## Work item
Could you report every line from the entries that includes the word "爱搜啊博客"?

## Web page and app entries

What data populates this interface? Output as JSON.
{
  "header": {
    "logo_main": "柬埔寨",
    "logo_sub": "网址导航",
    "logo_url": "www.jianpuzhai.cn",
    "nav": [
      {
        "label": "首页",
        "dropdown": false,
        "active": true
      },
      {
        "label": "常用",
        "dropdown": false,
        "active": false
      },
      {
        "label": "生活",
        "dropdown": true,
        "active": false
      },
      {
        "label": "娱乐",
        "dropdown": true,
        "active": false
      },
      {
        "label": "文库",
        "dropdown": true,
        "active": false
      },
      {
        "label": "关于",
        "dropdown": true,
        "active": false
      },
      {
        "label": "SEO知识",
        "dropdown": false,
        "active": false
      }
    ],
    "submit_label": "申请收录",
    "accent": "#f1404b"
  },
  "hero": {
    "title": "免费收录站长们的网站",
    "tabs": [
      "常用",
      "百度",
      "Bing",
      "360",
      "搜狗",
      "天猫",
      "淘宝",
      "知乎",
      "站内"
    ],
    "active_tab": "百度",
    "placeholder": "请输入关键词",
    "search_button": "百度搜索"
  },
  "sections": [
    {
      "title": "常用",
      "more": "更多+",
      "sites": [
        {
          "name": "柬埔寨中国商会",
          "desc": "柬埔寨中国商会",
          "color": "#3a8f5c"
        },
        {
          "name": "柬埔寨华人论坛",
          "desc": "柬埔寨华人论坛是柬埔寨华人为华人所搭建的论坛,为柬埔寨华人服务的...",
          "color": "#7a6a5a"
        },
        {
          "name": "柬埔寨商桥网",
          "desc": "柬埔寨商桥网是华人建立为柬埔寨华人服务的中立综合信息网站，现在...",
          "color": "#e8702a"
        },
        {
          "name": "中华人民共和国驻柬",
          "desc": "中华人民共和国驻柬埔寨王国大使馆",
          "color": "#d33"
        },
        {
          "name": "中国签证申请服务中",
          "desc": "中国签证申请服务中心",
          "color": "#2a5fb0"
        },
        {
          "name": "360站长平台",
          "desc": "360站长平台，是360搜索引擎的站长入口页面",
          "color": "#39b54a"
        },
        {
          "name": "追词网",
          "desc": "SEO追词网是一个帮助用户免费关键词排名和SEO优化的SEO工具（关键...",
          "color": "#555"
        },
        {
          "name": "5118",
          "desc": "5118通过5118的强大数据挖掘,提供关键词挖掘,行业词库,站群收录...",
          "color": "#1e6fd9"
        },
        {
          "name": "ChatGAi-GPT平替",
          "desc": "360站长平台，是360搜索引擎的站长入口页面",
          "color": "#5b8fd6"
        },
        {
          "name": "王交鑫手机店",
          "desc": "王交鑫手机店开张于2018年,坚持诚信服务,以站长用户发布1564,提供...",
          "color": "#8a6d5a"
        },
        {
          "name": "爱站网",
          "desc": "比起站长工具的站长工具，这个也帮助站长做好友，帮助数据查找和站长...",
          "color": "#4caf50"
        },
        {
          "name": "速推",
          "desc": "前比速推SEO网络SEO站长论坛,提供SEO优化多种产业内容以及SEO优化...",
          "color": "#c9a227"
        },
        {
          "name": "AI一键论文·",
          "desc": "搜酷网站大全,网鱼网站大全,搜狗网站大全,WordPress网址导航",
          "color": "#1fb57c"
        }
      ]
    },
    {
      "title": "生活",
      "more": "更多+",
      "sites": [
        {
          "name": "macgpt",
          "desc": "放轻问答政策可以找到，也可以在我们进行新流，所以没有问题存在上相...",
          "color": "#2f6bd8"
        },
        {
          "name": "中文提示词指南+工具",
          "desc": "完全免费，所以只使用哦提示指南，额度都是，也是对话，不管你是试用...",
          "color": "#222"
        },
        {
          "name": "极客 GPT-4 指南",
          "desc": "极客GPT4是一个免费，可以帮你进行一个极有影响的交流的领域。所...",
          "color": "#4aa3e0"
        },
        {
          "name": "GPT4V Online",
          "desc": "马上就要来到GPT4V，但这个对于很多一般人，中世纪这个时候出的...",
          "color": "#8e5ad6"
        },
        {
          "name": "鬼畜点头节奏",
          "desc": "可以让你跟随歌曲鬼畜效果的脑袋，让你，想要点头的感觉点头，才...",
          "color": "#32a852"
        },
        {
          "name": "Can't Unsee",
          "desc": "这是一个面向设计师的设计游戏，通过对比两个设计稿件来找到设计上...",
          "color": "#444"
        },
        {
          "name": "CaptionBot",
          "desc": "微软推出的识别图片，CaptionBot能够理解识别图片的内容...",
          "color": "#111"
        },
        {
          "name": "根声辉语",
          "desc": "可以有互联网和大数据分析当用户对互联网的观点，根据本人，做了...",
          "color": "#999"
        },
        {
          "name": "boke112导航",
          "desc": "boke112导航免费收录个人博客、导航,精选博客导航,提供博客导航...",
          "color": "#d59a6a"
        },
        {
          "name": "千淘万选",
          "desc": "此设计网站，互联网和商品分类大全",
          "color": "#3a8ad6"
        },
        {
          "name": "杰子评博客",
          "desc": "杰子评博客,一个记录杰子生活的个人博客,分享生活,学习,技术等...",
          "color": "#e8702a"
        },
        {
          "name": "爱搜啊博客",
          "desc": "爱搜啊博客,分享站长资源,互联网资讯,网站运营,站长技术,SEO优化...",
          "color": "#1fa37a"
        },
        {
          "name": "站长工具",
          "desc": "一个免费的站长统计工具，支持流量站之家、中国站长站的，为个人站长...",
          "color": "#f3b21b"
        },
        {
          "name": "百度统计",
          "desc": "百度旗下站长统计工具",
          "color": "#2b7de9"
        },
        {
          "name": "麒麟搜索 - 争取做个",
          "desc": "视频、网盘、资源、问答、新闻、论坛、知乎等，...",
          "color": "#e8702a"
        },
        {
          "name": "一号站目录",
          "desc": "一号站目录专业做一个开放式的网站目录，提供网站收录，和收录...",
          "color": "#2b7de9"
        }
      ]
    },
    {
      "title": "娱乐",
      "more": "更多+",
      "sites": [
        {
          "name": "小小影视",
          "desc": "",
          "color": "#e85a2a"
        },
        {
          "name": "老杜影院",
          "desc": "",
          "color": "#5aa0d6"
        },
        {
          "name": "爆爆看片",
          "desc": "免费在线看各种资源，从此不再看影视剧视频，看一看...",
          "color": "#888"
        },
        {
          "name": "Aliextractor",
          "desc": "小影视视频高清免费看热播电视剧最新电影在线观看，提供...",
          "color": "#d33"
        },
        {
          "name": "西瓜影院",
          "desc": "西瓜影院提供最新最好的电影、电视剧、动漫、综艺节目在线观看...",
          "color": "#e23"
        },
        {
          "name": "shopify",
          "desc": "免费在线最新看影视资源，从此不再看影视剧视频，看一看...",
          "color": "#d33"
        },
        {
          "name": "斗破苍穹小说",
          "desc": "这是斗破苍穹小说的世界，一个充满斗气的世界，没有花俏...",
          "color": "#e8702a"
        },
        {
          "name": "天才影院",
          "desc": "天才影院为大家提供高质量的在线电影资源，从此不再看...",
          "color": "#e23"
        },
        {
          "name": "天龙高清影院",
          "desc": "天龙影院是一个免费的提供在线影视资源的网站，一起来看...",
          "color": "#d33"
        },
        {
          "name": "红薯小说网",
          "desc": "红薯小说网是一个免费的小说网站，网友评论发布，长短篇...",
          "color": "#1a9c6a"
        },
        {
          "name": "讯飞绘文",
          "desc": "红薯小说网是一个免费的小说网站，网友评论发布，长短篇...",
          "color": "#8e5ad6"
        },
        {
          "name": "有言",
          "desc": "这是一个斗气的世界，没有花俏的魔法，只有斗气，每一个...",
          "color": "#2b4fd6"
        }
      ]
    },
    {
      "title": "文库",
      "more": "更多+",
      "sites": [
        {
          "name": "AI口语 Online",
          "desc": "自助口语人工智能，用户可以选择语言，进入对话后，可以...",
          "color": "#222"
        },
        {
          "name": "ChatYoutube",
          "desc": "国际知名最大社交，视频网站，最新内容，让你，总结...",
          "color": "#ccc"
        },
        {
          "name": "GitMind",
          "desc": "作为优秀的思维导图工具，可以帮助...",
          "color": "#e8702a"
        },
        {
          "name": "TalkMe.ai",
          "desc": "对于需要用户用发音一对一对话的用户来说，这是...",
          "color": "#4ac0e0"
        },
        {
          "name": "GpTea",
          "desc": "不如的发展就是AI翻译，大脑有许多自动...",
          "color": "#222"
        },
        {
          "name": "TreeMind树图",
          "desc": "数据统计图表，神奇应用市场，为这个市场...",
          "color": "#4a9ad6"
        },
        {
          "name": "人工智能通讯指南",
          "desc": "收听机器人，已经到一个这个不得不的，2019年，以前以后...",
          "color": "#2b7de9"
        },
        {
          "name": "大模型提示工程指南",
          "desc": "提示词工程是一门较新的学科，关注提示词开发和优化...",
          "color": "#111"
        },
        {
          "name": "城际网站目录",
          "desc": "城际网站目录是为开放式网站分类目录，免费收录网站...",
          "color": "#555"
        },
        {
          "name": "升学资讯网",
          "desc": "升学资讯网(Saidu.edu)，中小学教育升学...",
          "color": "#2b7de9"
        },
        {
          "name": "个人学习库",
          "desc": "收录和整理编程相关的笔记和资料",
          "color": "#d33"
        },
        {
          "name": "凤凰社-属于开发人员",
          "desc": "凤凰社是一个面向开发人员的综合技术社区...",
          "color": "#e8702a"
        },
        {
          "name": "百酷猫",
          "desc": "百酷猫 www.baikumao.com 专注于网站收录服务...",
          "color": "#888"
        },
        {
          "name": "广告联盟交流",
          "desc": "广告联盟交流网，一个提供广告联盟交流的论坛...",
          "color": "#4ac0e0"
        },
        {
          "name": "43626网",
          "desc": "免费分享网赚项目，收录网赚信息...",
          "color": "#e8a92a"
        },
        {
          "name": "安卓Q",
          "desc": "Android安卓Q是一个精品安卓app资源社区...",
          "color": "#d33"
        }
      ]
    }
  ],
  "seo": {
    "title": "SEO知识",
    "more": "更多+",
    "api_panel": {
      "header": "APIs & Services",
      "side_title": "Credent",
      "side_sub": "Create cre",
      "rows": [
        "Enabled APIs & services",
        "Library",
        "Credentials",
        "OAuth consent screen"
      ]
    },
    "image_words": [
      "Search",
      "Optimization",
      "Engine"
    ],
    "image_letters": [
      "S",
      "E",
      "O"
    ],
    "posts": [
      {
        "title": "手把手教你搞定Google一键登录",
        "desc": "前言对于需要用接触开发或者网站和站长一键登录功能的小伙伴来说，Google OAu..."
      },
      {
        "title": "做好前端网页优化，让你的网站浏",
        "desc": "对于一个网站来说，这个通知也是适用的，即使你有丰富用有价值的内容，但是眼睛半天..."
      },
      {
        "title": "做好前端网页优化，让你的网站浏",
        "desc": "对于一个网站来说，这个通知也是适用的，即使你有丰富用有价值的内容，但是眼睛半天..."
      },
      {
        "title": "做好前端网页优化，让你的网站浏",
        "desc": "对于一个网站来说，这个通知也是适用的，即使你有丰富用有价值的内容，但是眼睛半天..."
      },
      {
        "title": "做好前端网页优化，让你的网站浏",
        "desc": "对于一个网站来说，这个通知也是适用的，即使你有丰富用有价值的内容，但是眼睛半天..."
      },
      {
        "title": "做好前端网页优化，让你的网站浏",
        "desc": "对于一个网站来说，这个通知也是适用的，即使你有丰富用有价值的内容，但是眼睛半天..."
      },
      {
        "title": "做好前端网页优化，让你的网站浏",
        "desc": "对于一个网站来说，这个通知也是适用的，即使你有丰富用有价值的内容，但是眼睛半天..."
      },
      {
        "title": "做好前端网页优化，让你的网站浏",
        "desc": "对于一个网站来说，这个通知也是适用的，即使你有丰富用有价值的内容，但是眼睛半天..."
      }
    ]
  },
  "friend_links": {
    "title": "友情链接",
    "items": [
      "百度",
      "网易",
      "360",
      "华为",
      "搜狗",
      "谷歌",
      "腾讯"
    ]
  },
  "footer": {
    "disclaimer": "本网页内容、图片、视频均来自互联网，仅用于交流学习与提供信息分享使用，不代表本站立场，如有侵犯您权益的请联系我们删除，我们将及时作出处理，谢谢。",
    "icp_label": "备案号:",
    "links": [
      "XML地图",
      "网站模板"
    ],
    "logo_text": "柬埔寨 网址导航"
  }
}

## Answer box
          "name": "爱搜啊博客",
          "desc": "爱搜啊博客,分享站长资源,互联网资讯,网站运营,站长技术,SEO优化...",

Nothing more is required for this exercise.